SEC to adopt final climate disclosure rule by the end of March? Without a Scope 3 requirement?


Here’s the intro from this note by Tim Mohin based on information reported in this article:

There is new hope that the US Securities and Exchange Commission (SEC) will issue its long-awaited climate disclosure rule soon. A draft of the final rule has been circulated to the SEC’s five commissioners, and a meeting to vote on the rule is expected by the end of March.

Readers of this newsletter have been watching this policy for nearly two years now and are rightly skeptical that the rule will be finalized soon, and candidly, it’s not yet clear this will happen in March. Also, there is no reliable information about the final requirements of the rule.

And then we have the intro from this blog by Cooley’s Cydney Posner:

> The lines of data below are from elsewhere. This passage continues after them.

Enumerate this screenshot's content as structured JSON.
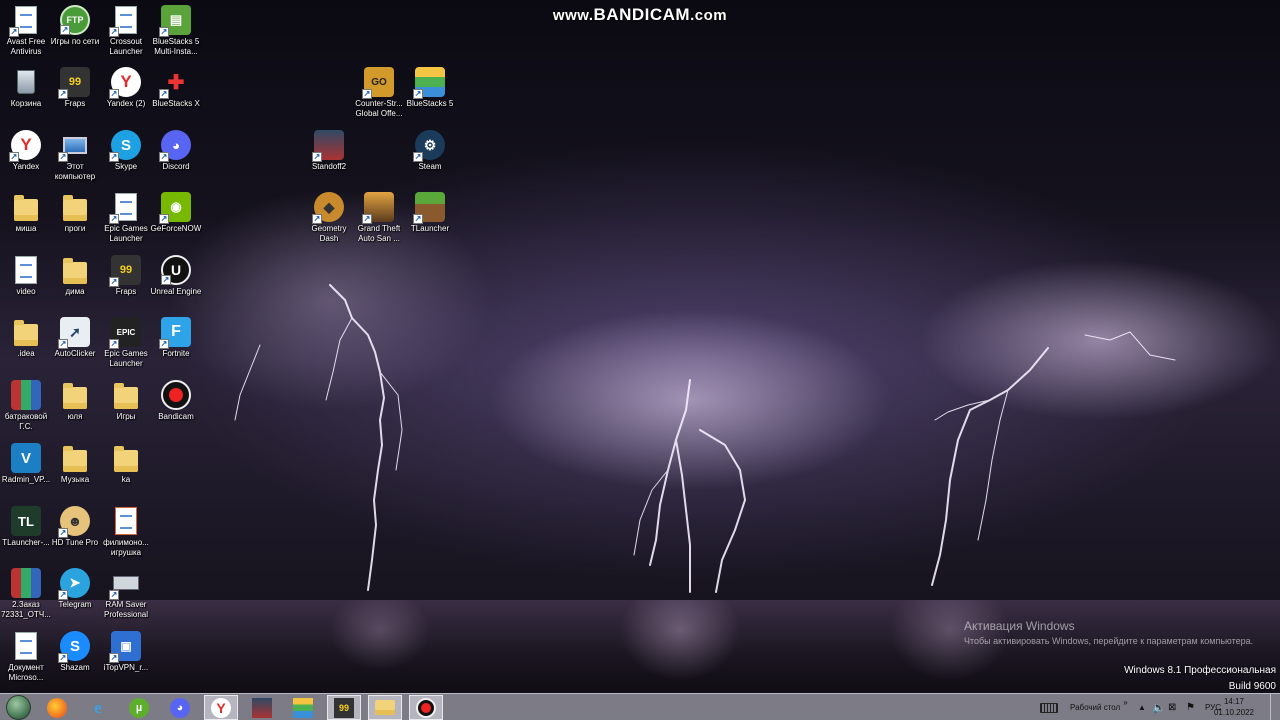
{
  "watermark": {
    "prefix": "www.",
    "brand": "BANDICAM",
    "suffix": ".com"
  },
  "desktop_icons": [
    {
      "label": "Avast Free Antivirus"
    },
    {
      "label": "Игры по сети"
    },
    {
      "label": "Crossout Launcher"
    },
    {
      "label": "BlueStacks 5 Multi-Insta..."
    },
    {
      "label": "Корзина"
    },
    {
      "label": "Fraps"
    },
    {
      "label": "Yandex (2)"
    },
    {
      "label": "BlueStacks X"
    },
    {
      "label": "Counter-Str... Global Offe..."
    },
    {
      "label": "BlueStacks 5"
    },
    {
      "label": "Yandex"
    },
    {
      "label": "Этот компьютер"
    },
    {
      "label": "Skype"
    },
    {
      "label": "Discord"
    },
    {
      "label": "Standoff2"
    },
    {
      "label": "Steam"
    },
    {
      "label": "миша"
    },
    {
      "label": "проги"
    },
    {
      "label": "Epic Games Launcher"
    },
    {
      "label": "GeForceNOW"
    },
    {
      "label": "Geometry Dash"
    },
    {
      "label": "Grand Theft Auto San ..."
    },
    {
      "label": "TLauncher"
    },
    {
      "label": "video"
    },
    {
      "label": "дима"
    },
    {
      "label": "Fraps"
    },
    {
      "label": "Unreal Engine"
    },
    {
      "label": ".idea"
    },
    {
      "label": "AutoClicker"
    },
    {
      "label": "Epic Games Launcher"
    },
    {
      "label": "Fortnite"
    },
    {
      "label": "батраковой Г.С."
    },
    {
      "label": "юля"
    },
    {
      "label": "Игры"
    },
    {
      "label": "Bandicam"
    },
    {
      "label": "Radmin_VP..."
    },
    {
      "label": "Музыка"
    },
    {
      "label": "ka"
    },
    {
      "label": "TLauncher-..."
    },
    {
      "label": "HD Tune Pro"
    },
    {
      "label": "филимоно... игрушка"
    },
    {
      "label": "2.Заказ 72331_ОТЧ..."
    },
    {
      "label": "Telegram"
    },
    {
      "label": "RAM Saver Professional"
    },
    {
      "label": "Документ Microso..."
    },
    {
      "label": "Shazam"
    },
    {
      "label": "iTopVPN_r..."
    }
  ],
  "activation": {
    "title": "Активация Windows",
    "message": "Чтобы активировать Windows, перейдите к параметрам компьютера."
  },
  "windows_version": {
    "edition": "Windows 8.1 Профессиональная",
    "build": "Build 9600"
  },
  "taskbar": {
    "pinned": [
      {
        "name": "Yandex Browser"
      },
      {
        "name": "Internet Explorer"
      },
      {
        "name": "uTorrent"
      },
      {
        "name": "Discord"
      },
      {
        "name": "Yandex"
      },
      {
        "name": "Standoff2"
      },
      {
        "name": "BlueStacks"
      },
      {
        "name": "Fraps"
      },
      {
        "name": "File Explorer"
      },
      {
        "name": "Bandicam"
      }
    ],
    "tray": {
      "desktop_toolbar": "Рабочий стол",
      "desktop_toolbar_arrow": "»",
      "language": "РУС",
      "time": "14:17",
      "date": "01.10.2022"
    }
  }
}
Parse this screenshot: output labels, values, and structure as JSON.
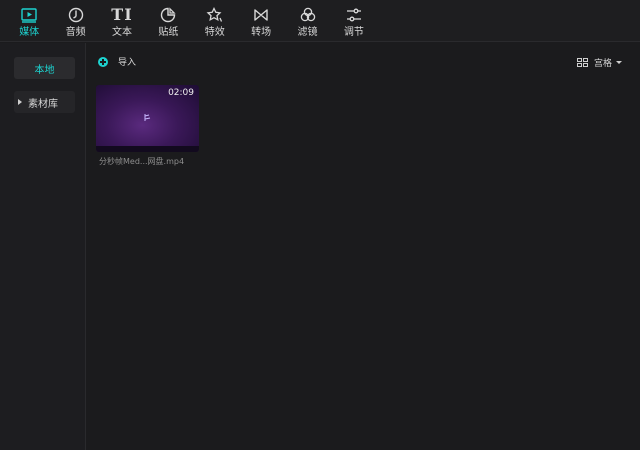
{
  "toolbar": {
    "tabs": [
      {
        "label": "媒体",
        "icon": "media-icon",
        "active": true
      },
      {
        "label": "音频",
        "icon": "audio-icon",
        "active": false
      },
      {
        "label": "文本",
        "icon": "text-icon",
        "active": false
      },
      {
        "label": "贴纸",
        "icon": "sticker-icon",
        "active": false
      },
      {
        "label": "特效",
        "icon": "effects-icon",
        "active": false
      },
      {
        "label": "转场",
        "icon": "transition-icon",
        "active": false
      },
      {
        "label": "滤镜",
        "icon": "filter-icon",
        "active": false
      },
      {
        "label": "调节",
        "icon": "adjust-icon",
        "active": false
      }
    ],
    "text_icon_glyph": "TI"
  },
  "sidebar": {
    "local": "本地",
    "library": "素材库"
  },
  "main": {
    "import_label": "导入",
    "view_label": "宫格"
  },
  "media_items": [
    {
      "duration": "02:09",
      "filename": "分秒帧Med...网盘.mp4"
    }
  ],
  "colors": {
    "accent": "#1dd3d0",
    "background": "#1b1b1d",
    "panel": "#1e1e20"
  }
}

Today, Reuters reported exclusively that the SEC is indeed planning to eliminate some of the more controversial requirements in its climate disclosure proposal. Of course, we’re talking Scope 3.  (See this PubCo postthis PubCo post and this PubCo post.). To be sure, this news doesn’t come as a complete surprise. Even a year ago, the SEC floated the idea that, in response to concerns regarding potential litigation (among other things), it may well pare down and loosen up some of its proposed rules on climate disclosure.

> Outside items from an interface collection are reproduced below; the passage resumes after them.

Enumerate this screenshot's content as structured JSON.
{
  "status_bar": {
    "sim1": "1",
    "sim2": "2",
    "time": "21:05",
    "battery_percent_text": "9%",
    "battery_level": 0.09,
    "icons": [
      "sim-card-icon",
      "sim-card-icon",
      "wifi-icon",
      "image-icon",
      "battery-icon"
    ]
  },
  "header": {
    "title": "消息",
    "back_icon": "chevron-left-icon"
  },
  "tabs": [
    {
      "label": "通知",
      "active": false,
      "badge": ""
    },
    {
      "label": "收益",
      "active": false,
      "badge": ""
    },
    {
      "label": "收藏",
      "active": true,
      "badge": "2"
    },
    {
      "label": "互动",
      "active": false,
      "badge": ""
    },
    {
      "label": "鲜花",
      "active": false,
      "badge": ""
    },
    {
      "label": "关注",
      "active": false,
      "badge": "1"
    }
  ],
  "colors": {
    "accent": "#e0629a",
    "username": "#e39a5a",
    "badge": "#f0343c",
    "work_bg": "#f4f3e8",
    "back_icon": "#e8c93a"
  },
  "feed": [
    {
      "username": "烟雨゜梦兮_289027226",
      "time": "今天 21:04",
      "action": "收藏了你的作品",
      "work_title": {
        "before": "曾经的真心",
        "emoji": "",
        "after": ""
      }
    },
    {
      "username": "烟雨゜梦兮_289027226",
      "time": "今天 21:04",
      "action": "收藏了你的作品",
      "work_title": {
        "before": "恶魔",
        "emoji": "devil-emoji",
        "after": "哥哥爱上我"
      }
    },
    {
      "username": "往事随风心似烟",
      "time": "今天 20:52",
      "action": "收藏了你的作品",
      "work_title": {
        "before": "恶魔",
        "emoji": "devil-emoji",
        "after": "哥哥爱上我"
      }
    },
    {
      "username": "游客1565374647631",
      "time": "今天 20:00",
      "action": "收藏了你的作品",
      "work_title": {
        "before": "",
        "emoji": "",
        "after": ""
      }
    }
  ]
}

In this article in Politico and this article in the WSJ, “three people familiar with the matter” and “people close to the agency” told reporters that SEC Chair Gary Gensler was “considering scaling back a potentially groundbreaking climate-risk disclosure rule that has drawn intense opposition from corporate America.”   But at that point, according to Politico, SEC officials stressed that “no decision has yet been made.” (See this PubCo post.) Reuters is now reporting that, according to “people familiar with the matter”—are they the same people, I wonder?—among the requirements the SEC plans to scrap in the final rules is the requirement to disclose Scope 3 GHG emissions.